How to Interview Company Leaders to Create Marketing Content
By Aaron Joslow
My uncle told me as a kid "that a good idea isn't worth a dime." Good ideas would only grow his publishing company if somebody did something with one.
Your company leaders have millions of dollars of good ideas, stories, and information in their heads that prospective clients would love to read. To cash in, you need to start by interviewing your leaders.
How do you do that? How do you gather information from leaders who are too busy to craft their own content or need the expertise of writers and editors to shape what they know into publishable material?
Here are some key actions for interviewing leaders to create content for your company's marketing campaigns.
Start Big—Zoom In
In most cases, it helps to prepare. Bullet what you want the content piece to leave the readers knowing, the elements the story must capture, and the goal of the marketing campaign itself. All this will help you to create a mental map of the piece before you conduct the interview.
You can then envision the beginning, middle, and end sections. With a case study, there is usually the situation—big picture and tactical—the challenge, the actions, and the results. Articles tend to address a problem and launch into a how-to before concluding. And white papers and presentations often begin with a big-picture concept, and then break it down into stages and their parts, before recapping everything.
Going into an interview have some open-ended questions at hand to flush out each section. Some questions or requests might be:
- Beginning—Tell me about the problem you were facing. What was the day-to-day business reality before the project began? How did this problem become a priority?
- Middle—What objective(s) did you set when you took this project on? Distinguish for me and tell me about the important elements of this campaign. Paint a picture for me of the end result you wanted to accomplish. What unexpected challenges did you face and how were they addressed? Tell me a story or describe a moment or action that captured the essence of what happened.
- End—Why do you consider the end result a success?
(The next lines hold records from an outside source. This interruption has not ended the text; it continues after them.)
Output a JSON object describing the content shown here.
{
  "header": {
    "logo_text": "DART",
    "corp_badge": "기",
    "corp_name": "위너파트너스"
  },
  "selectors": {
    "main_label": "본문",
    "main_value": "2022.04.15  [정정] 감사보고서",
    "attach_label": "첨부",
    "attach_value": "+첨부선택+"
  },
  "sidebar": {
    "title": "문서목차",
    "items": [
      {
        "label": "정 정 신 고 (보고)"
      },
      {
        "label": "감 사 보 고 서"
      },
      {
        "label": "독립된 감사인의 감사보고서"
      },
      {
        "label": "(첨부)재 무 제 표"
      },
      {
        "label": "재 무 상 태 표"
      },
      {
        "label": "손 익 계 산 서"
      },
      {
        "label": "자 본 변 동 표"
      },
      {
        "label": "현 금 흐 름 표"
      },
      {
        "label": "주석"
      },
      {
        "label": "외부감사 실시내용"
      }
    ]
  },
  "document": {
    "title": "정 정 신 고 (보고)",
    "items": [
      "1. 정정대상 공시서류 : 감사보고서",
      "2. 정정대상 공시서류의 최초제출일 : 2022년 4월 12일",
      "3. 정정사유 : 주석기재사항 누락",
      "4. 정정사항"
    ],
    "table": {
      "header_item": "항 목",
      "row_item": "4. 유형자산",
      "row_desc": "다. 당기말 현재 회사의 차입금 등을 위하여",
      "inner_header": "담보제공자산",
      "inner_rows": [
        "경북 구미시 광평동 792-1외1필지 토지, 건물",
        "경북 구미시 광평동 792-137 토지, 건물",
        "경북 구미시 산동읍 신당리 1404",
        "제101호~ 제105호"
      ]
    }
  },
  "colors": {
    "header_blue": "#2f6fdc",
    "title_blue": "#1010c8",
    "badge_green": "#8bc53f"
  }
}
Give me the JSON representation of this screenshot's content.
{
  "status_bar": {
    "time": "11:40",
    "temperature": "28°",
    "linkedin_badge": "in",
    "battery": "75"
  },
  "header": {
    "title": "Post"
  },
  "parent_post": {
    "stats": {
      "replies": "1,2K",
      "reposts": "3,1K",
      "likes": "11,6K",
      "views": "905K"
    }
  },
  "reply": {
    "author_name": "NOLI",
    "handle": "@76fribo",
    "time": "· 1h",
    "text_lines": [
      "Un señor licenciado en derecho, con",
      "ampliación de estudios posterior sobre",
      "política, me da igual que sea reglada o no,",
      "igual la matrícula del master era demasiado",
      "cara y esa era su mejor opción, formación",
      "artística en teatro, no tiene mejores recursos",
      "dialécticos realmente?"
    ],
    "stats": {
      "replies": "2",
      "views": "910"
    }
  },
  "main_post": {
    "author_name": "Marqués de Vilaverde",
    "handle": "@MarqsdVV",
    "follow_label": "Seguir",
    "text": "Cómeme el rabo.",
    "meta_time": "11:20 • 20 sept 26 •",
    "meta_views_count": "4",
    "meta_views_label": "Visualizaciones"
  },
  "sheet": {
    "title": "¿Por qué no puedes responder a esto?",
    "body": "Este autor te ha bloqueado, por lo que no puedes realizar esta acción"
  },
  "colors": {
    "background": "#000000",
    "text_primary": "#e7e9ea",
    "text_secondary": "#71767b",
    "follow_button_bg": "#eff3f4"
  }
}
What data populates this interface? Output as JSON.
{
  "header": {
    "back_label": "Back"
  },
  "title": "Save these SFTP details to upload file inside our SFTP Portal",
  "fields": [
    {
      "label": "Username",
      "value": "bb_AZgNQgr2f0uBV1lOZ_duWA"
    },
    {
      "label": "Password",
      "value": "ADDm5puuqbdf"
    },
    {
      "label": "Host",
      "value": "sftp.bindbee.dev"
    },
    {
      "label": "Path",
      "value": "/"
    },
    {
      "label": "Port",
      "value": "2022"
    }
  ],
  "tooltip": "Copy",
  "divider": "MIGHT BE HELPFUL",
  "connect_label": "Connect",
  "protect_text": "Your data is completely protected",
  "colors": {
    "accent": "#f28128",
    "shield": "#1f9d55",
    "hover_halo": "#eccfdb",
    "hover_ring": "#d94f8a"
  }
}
What has the successful completion of this campaign enabled you to do? What lessons did you learn and how have you applied them going forward? What specific metrics did you hit or surpass?
As a non-expert (or a not-as-expert-as-the-expert) conducting the interview, it is important to let the interviewee provide the details. Your job is to create a framework for the information and to ask open-ended questions that give the expert room to share what there is to share.
In general, keep to a small number of predetermined questions during the interview because it is usually only once the expert speaks that you discover what is truly important.
Factual Listening vs. Emotional Listening
One specific listening skill made a big difference for me in the business world. The concept is simple: You can listen for facts and you can listen for emotions.
To demonstrate this, a mediation training program led an exercise. Someone would talk for five minutes about growing up. Two people would listen.
One person would listen for the facts: During what years did they grow up in different locations? What were the names of their best friends, family members, schools, favorite hangout spots, etc? The second person would listen and look for emotions: When did the speaker express excitement or passion? What words were spoken louder or softer? At what points did the speaker linger, smile or frown?
After five minutes, each listener recapped what they heard. The two listeners heard entirely different conversations. For instance, the emotional listener would recount the scene where the speaker discovered their favorite ice cream flavor while the factual listener would recount the year of their high school graduation, birth date, and population of their hometown.
When you interview a thought leader, listen through both emotional and factual filters. While challenging, it leads to more interesting, more engaging, more thorough content pieces.
If the content piece is about a marketing project, the factual listening will provide you with key metrics, the elements of a campaign, and the business objectives. The emotional listening will provide you with any "Aha" moments the consultant provided and with any details that the client was excited by.
Documenting Your Interview
Worrying about capturing every word of an interview will not work. It diminishes your listening and the interviewee will respond by being less patient and forthcoming.
Plan to record and transcribe your conversations. You can use an iPhone, an app like Call Burner to record a Skype conversation, or something like recordmycalls.com to capture a phone conversation. Then have someone type up the interview.
With a transcript, you can read through the conversation, dissect it and organize it into sections, and start to envision an outline for the content piece. As a bonus, you will likely have all the exact quotes you need, too.
Make Sure You Get It
Jargon and terminology are the enemies of clear writing. Many experts will drop a term without defining what it means. If they are an expert in surveys, they will mention survey intelligence, psychographics, and attribute questions; and if they are experts in "collaboration technology" they will mention collaboration technology and similar terms without explaining what it means…unless you ask.
The world of consulting, IT, law, accounting, marketing, executive education and the like is filled with smart people. Interviewers often have the concern of appearing stupid or looking bad. Let go of that concern and feel free to tell an expert once, twice, or even three times that you do not understand a concept, term, or detail. They will appreciate your earnestness and curiosity and you will have the understanding you need to write clearly.
Creating marketing content can bring in a lot of business for your organization. Be sure that when you write it, you can write clearly. My uncle and any other publisher would agree that fuzzy, poorly-written ideas aren't worth a dime, but clear, well-written ones grow businesses.
Aaron Joslow is a principal at Rally Point Webinars who specializes in content development and webinar implementation. Click here to email Aaron.